At the forefront of evangelical opposition to feminism is a group of self-described "patriarchy" advocates, who have reclaimed the term from women's studies curricula to advocate a strict "complementarian" theology of wives and daughters being submissive to their husbands and fathers. This resurgent emphasis on women's submissiveness takes many forms, from the statement by the 16 million member Southern Baptist Convention that wives must "graciously submit" to their husband's "loving headship" and the theological works being written by the SBC-affiliated Council on Biblical Manhood and Womanhood, to far more severe interpretations that claim women's absolute obedience to their husbands is the first, necessary step toward Christians reclaiming the culture. Part of the Quiverfull mission is raising large families that embrace these traditional gender roles and teach their daughters to do the same.

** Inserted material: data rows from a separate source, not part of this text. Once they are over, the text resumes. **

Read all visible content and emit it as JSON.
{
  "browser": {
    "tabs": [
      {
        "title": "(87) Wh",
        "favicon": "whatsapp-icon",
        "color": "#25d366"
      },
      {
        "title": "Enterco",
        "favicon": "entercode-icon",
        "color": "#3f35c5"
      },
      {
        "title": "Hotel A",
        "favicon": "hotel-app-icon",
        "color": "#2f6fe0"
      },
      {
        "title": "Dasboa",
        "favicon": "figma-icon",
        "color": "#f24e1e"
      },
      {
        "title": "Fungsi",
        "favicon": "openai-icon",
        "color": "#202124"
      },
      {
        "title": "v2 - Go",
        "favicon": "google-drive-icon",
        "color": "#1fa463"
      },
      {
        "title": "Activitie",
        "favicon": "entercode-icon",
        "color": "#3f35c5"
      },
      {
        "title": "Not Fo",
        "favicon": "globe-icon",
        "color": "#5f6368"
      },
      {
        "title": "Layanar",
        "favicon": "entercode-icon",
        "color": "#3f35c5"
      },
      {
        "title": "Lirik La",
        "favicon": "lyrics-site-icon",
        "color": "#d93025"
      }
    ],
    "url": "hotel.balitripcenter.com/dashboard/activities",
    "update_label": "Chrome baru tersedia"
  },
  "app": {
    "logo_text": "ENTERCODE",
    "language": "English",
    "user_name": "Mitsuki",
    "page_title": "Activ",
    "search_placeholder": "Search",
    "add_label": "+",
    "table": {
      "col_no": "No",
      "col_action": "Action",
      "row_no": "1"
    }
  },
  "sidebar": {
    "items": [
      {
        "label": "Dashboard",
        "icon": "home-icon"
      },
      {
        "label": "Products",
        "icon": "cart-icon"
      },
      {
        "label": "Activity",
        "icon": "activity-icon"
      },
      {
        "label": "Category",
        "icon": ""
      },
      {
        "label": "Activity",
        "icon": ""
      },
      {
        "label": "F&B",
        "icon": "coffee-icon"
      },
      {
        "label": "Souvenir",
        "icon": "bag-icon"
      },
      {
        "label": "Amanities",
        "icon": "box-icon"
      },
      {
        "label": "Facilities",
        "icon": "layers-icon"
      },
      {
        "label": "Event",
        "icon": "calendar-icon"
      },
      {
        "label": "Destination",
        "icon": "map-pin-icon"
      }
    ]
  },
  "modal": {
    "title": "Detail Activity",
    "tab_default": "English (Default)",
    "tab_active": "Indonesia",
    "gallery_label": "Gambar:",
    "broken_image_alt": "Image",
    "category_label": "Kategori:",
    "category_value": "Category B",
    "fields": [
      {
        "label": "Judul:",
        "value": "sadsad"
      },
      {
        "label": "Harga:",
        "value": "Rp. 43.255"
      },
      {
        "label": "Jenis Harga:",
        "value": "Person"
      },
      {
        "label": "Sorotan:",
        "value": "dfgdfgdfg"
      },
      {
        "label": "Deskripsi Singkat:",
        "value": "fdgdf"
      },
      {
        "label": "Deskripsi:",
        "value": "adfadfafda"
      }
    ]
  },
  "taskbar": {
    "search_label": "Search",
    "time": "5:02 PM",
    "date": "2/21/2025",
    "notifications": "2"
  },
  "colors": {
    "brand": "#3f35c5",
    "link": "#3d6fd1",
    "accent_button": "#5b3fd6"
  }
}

Some of the next generation of daughters is responding. Anna Sofia and Elizabeth Botkin, two young women in the Quiverfull movement who authored a book encouraging daughters to follow in their mothers' footsteps, "So Much More: The Remarkable Influence of Visionary Daughters on the Kingdom of God," instruct their young peers to view motherhood to as women's "final secret weapon in the battle for progressive dominion." "Too many women forget that the hand that rocks the cradle really does rule the world," they write. "We should think ahead, not only to our children, but to our grandchildren and great-grandchildren, aspiring to be a mother of thousands of millions, and aspiring to see our children possess the gates of their enemies for the glory of God."

Dreams of demographic dominion aside, what's problematic about Quiverfull for many is the position the movement relegates women to on its way there. Cheryl Lindsey Seelhoff, a former Quiverfull writer who left the movement, says that the lifestyle is frequently one of unrelenting duty and labor that leaves women little recourse if the demands of their lives prove too much to bear. "The Quiverfull movement holds up as examples men like the Duggars ... all men of means. But for every family like this, there are ten or fifty or one hundred Quiverfull families living in what most would consider to be poverty ... Mothers are in a constant cycle, often, of pregnancy, breastfeeding, and the care of toddlers." Women are expected to feed and care for a large family on what are frequently limited resources, and the strain leads some to suffer clinical levels of exhaustion and self-neglect. The work that mothers can't manage usually falls to their eldest daughters, who learn early that their role in life is domestic, as helpmeets to their parents and later their husbands, and as mothers to many children.

Quiverfull and what could be called the submissive lifestyle are ultimately convictions of faith, and many women choose to follow them regardless of potential hardships. This is, of course, their choice, but fans of TV's novel large families should not overlook their comprehensive ideology that argues that family planning and feminism are cultural scourges to be eradicated, and that women's highest calling is in becoming prolific mothers and submissive wives. A glimpse of this reality is sometimes visible beneath TV's glossy treatment of Quiverfull families, but more often it's difficult to see the hard edges of ideology underlying yet another large family adventure.